BERLIN (Reuters) - German Chancellor Angela Merkel signaled on Saturday that she was prepared to consider changes to a widely criticized new law that aims to rid social media of hate speech.
The legislation, which came into force on Jan. 1, can impose fines of up to 50 million euros ($60.1 million) on sites that fail to remove hate speech promptly, sparking concerns that Twitter, Facebook and other social media platforms could block more content than necessary.
“Of course we’re now looking at what consequences this law has and what happens, and we’ll definitely evaluate it too,” Merkel said in her weekly video podcast.
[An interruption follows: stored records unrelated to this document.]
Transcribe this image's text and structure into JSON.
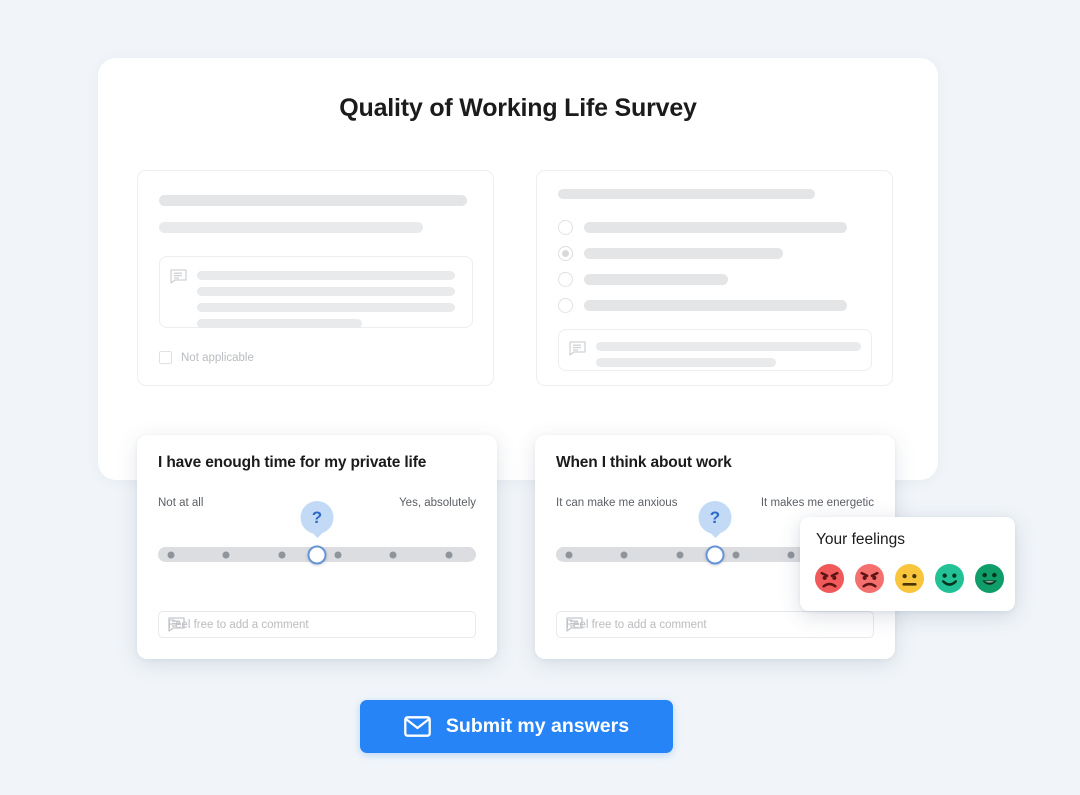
{
  "page": {
    "background_color": "#f1f5f9",
    "panel_color": "#ffffff"
  },
  "header": {
    "title": "Quality of Working Life Survey"
  },
  "skeleton_cards": [
    {
      "id": "left",
      "type": "free-text-with-comment",
      "placeholder_bars": 2,
      "comment_icon": "comment-icon",
      "comment_lines": 4,
      "checkbox": {
        "label": "Not applicable",
        "checked": false
      }
    },
    {
      "id": "right",
      "type": "multiple-choice-with-comment",
      "placeholder_bars": 1,
      "options": 4,
      "selected_option_index": 1,
      "comment_icon": "comment-icon",
      "comment_lines": 2
    }
  ],
  "slider_questions": [
    {
      "title": "I have enough time for my private life",
      "min_label": "Not at all",
      "max_label": "Yes, absolutely",
      "tooltip_badge": "?",
      "ticks": 7,
      "selected_tick": 4,
      "comment_placeholder": "Feel free to add a comment",
      "comment_icon": "comment-icon",
      "track_color": "#dcdde0",
      "thumb_border_color": "#6694d8",
      "badge_color": "#c3daf7"
    },
    {
      "title": "When I think about work",
      "min_label": "It can make me anxious",
      "max_label": "It makes me energetic",
      "tooltip_badge": "?",
      "ticks": 7,
      "selected_tick": 4,
      "comment_placeholder": "Feel free to add a comment",
      "comment_icon": "comment-icon",
      "track_color": "#dcdde0",
      "thumb_border_color": "#6694d8",
      "badge_color": "#c3daf7"
    }
  ],
  "feelings_popup": {
    "title": "Your feelings",
    "faces": [
      {
        "name": "angry-face-red",
        "mood": "angry",
        "color": "#f05a5a"
      },
      {
        "name": "angry-face-light-red",
        "mood": "angry",
        "color": "#f4706e"
      },
      {
        "name": "neutral-face-yellow",
        "mood": "neutral",
        "color": "#f9c53d"
      },
      {
        "name": "smiling-face-light-green",
        "mood": "happy",
        "color": "#22c296"
      },
      {
        "name": "grinning-face-green",
        "mood": "very-happy",
        "color": "#0f9d6a"
      }
    ]
  },
  "submit": {
    "label": "Submit my answers",
    "icon": "mail-icon",
    "color": "#2684f7",
    "text_color": "#ffffff"
  }
}
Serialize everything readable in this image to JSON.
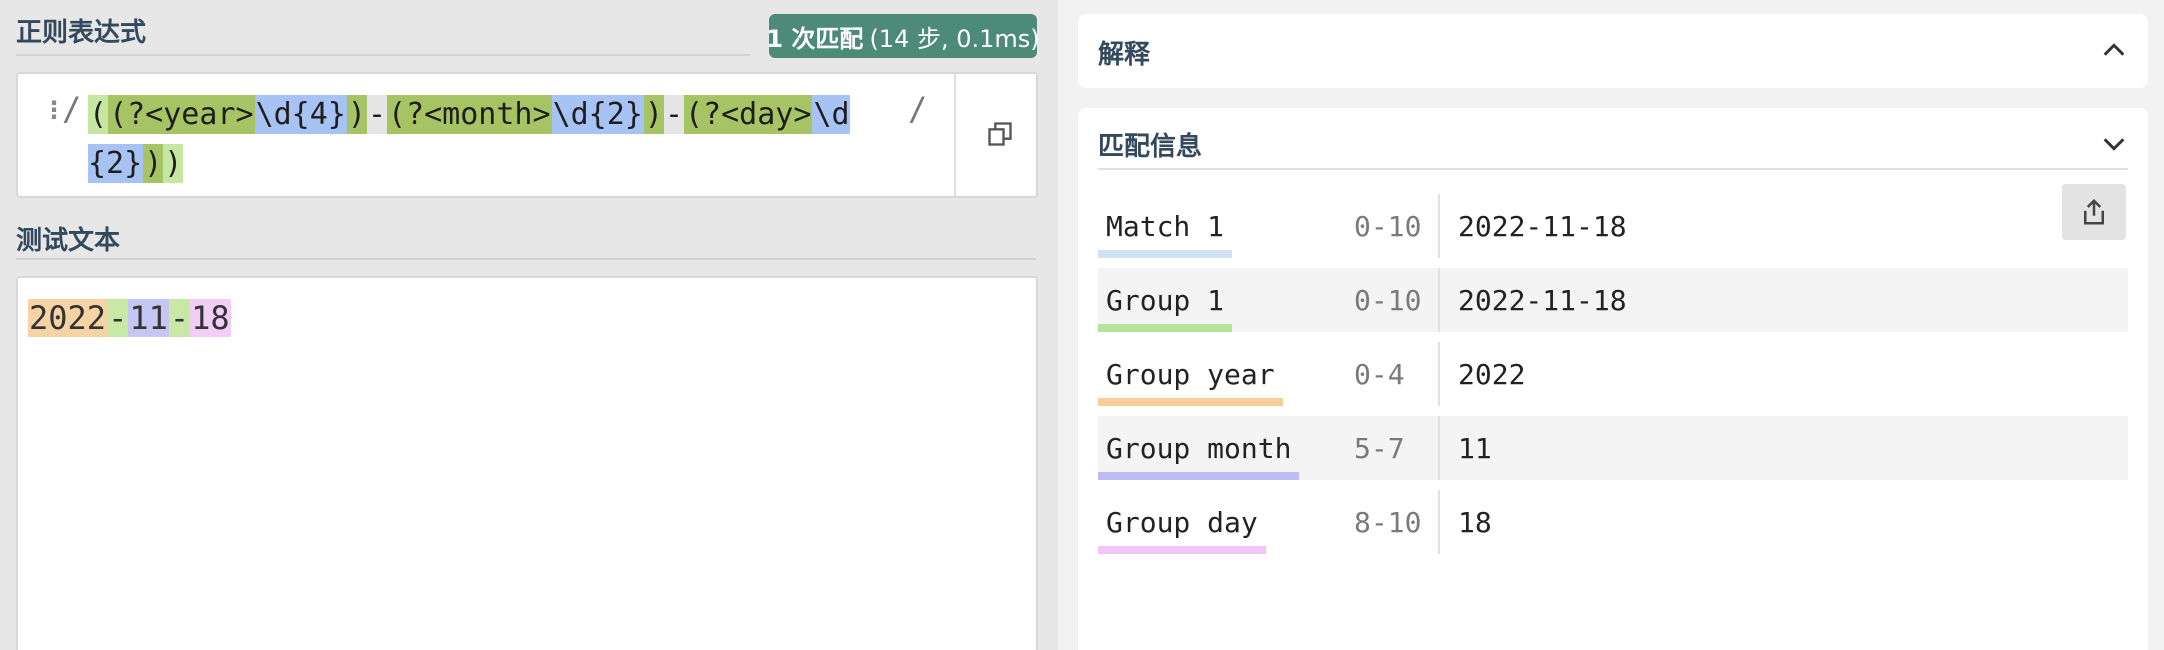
{
  "regex_panel": {
    "title": "正则表达式",
    "badge": {
      "count": "1 次匹配",
      "detail": "(14 步, 0.1ms)"
    },
    "slash_open": "/",
    "slash_close": "/",
    "drag_handle": "⋮",
    "tokens": [
      {
        "text": "(",
        "kind": "g-outer"
      },
      {
        "text": "(?<year>",
        "kind": "g-name"
      },
      {
        "text": "\\d{4}",
        "kind": "t-escape"
      },
      {
        "text": ")",
        "kind": "g-name"
      },
      {
        "text": "-",
        "kind": "t-lit"
      },
      {
        "text": "(?<month>",
        "kind": "g-name"
      },
      {
        "text": "\\d{2}",
        "kind": "t-escape"
      },
      {
        "text": ")",
        "kind": "g-name"
      },
      {
        "text": "-",
        "kind": "t-lit"
      },
      {
        "text": "(?<day>",
        "kind": "g-name"
      },
      {
        "text": "\\d{2}",
        "kind": "t-escape"
      },
      {
        "text": ")",
        "kind": "g-name"
      },
      {
        "text": ")",
        "kind": "g-outer"
      }
    ]
  },
  "test_panel": {
    "title": "测试文本",
    "segments": [
      {
        "text": "2022",
        "kind": "h-year"
      },
      {
        "text": "-",
        "kind": "h-dash"
      },
      {
        "text": "11",
        "kind": "h-month"
      },
      {
        "text": "-",
        "kind": "h-dash"
      },
      {
        "text": "18",
        "kind": "h-day"
      }
    ]
  },
  "explain": {
    "title": "解释"
  },
  "match_info": {
    "title": "匹配信息",
    "rows": [
      {
        "label": "Match 1",
        "range": "0-10",
        "value": "2022-11-18",
        "color": "#cfe3f5",
        "shaded": false
      },
      {
        "label": "Group 1",
        "range": "0-10",
        "value": "2022-11-18",
        "color": "#b6e29b",
        "shaded": true
      },
      {
        "label": "Group year",
        "range": "0-4",
        "value": "2022",
        "color": "#f6cf98",
        "shaded": false
      },
      {
        "label": "Group month",
        "range": "5-7",
        "value": "11",
        "color": "#bdbdf6",
        "shaded": true
      },
      {
        "label": "Group day",
        "range": "8-10",
        "value": "18",
        "color": "#f0c6f5",
        "shaded": false
      }
    ]
  }
}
“It might be the case that we need to make changes to it but the basic approach that we need rules is absolutely right and necessary,” she said, without giving further details.
Germany has some of the world’s toughest laws covering defamation, public incitement to commit crimes and threats of violence, with prison sentences for Holocaust denial or inciting hatred against minorities. But few online cases are prosecuted.
Merkel said the internet was not a legal vacuum and the new law ensured that platform operators were responsible for the content that they disseminated.
Opposition parties have condemned the law, saying it was wrong for private companies to be making decisions about whether posts are unlawful.
Top-selling Bild newspaper has also called for it to be scrapped, saying it was stifling free speech and making martyrs out of anti-immigrant politicians whose posts are deleted.
Reporting by Michelle Martin; Editing by Andrew Bolton
Our Standards: The Thomson Reuters Trust Principles.